Thank you both so much. I am going to see her this weekend (we live 2 hours apart so timing is difficult) and I'm definitely going to talk to her about everything. Wish me luck, I'll let you know how everything goes :)
|agreeing 150% on Jul 31, 2008 @ 02:05 pm|
It sounds like you've already made the good decision to have a heart-to-heart with your friend. Still, I'm gonna put my 2 cents in ;)
A true friend tells the hard truth with love, risks a friendship for the other's wellbeing, and never gloats when ignored advice turns out to be bang on. It sounds like you are a true friend.

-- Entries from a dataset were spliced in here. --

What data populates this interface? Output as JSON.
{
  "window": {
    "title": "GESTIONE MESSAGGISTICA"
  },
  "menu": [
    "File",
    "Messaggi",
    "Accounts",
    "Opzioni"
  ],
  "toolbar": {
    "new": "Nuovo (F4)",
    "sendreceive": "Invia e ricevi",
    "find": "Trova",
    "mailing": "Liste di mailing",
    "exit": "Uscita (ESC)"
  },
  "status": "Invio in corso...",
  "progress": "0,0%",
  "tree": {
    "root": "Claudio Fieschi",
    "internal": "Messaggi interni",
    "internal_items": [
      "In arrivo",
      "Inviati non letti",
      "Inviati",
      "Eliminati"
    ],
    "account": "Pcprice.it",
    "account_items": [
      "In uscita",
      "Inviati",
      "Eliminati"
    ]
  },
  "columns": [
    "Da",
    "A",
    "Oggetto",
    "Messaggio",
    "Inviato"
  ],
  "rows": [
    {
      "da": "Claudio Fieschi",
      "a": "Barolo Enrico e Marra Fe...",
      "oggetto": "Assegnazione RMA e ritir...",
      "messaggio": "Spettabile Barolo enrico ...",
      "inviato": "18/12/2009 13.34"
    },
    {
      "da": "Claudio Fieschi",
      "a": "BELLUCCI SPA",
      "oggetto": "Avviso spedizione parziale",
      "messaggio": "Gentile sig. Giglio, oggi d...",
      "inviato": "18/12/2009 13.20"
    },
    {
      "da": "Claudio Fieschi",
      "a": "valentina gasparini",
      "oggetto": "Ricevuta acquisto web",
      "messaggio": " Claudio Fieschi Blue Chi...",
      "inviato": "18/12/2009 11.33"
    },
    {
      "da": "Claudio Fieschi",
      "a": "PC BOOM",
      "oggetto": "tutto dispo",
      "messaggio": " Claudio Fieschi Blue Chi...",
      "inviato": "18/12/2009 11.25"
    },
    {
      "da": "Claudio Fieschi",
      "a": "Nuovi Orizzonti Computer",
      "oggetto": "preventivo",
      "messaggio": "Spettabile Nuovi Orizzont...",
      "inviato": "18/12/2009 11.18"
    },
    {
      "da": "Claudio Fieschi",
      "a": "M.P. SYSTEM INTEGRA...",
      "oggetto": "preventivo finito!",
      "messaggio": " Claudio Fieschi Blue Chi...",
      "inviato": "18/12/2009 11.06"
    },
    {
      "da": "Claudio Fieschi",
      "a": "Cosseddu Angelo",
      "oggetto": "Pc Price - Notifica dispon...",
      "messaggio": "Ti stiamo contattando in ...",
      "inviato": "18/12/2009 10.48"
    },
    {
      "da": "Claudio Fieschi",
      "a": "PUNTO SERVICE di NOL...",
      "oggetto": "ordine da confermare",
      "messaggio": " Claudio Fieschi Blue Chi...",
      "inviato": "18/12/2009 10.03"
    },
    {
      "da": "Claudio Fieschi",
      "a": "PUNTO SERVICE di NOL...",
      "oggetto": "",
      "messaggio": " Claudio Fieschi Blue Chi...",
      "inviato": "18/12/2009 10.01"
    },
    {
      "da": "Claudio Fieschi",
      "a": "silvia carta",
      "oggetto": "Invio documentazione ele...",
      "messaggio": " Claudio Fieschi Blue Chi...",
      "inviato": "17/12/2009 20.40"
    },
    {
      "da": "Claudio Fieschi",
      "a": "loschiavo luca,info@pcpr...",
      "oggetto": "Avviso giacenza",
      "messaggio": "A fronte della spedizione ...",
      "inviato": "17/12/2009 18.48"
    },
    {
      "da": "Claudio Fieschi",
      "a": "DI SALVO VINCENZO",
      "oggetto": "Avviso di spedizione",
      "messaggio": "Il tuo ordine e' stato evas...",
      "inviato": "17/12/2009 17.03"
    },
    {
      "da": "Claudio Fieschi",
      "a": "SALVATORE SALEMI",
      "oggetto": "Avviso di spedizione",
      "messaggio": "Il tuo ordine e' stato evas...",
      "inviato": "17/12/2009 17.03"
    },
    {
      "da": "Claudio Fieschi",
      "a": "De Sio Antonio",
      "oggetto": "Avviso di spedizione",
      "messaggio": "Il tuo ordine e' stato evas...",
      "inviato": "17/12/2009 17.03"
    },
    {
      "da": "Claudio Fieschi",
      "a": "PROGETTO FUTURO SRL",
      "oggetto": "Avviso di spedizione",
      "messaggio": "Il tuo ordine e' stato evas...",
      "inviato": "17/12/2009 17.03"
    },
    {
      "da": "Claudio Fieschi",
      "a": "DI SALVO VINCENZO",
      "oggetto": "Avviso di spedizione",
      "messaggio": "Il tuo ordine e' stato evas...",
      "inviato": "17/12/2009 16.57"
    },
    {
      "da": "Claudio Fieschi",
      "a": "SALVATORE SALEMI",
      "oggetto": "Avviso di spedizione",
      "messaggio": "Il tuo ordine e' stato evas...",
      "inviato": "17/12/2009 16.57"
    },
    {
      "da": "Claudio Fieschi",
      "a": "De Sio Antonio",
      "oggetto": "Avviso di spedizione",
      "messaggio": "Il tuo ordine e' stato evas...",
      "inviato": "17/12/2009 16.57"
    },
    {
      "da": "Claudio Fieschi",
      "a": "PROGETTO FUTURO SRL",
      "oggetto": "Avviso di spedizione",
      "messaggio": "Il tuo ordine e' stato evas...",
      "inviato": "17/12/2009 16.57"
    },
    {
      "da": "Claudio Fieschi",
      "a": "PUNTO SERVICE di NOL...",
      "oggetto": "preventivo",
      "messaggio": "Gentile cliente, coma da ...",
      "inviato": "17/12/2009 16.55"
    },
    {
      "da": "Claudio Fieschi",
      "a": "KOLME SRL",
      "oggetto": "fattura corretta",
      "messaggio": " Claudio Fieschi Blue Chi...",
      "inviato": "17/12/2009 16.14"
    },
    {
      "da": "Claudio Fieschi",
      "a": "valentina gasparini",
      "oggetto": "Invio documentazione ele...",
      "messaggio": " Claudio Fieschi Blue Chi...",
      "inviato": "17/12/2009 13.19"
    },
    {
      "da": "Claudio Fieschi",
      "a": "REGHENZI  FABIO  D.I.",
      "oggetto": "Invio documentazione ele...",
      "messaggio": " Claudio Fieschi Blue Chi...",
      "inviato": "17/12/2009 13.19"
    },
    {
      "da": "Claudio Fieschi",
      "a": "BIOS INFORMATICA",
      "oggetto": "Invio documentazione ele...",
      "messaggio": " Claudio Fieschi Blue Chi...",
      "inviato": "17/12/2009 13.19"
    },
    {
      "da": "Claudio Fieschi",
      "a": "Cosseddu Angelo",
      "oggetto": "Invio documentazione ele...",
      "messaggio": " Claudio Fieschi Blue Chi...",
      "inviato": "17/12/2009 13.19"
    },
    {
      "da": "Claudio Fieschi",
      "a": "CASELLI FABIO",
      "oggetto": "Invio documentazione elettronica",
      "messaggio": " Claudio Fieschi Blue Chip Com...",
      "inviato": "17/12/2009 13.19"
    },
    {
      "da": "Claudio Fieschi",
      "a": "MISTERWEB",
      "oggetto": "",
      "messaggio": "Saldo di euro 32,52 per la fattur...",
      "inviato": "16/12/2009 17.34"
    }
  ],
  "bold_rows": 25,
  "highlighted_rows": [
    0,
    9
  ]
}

When I got married, our best man made a point of telling us that he was "standing up for us" - which is what the two witnesses do -, but it goes far beyond signing a piece of paper to declare that the witness was present during the nuptials; it is a statement of support for the couple. Our friend would not have agreed to be our best man if he thought we were wrong for each other, because in his eyes he was extending his blessing. Too often, you hear maids-of-honor or best men saying they are there to support their friend. Note that the term is not plural! You can support your friend despite bad choices by saying you'll always be there, a shoulder to cry on, etc. You can support them and still say "hey, you're making the biggest f-ing mistake of your life!" You don't have to support their idiotic decisions.
Personally, I don't know that I could agree to be matron-of-honor in a situation where I was completely opposed to the match (but then, I've never had to make that choice!). Tell your friend you love her, and because of that you have to be totally honest, even if it hurts.
Be prepared to have a strained relationship with her if it goes badly. In the end, you'll feel better about it than not having said anything. Would you tell her if you caught her fiance cheating? Obviously. So something even more serious as binding herself to someone utterly unsuitable for life (well, supposedly) needs the same level of honesty. I can only echo what MC and Spotty have already said - it's all true.
Best of luck to you! Your friend is lucky to have you.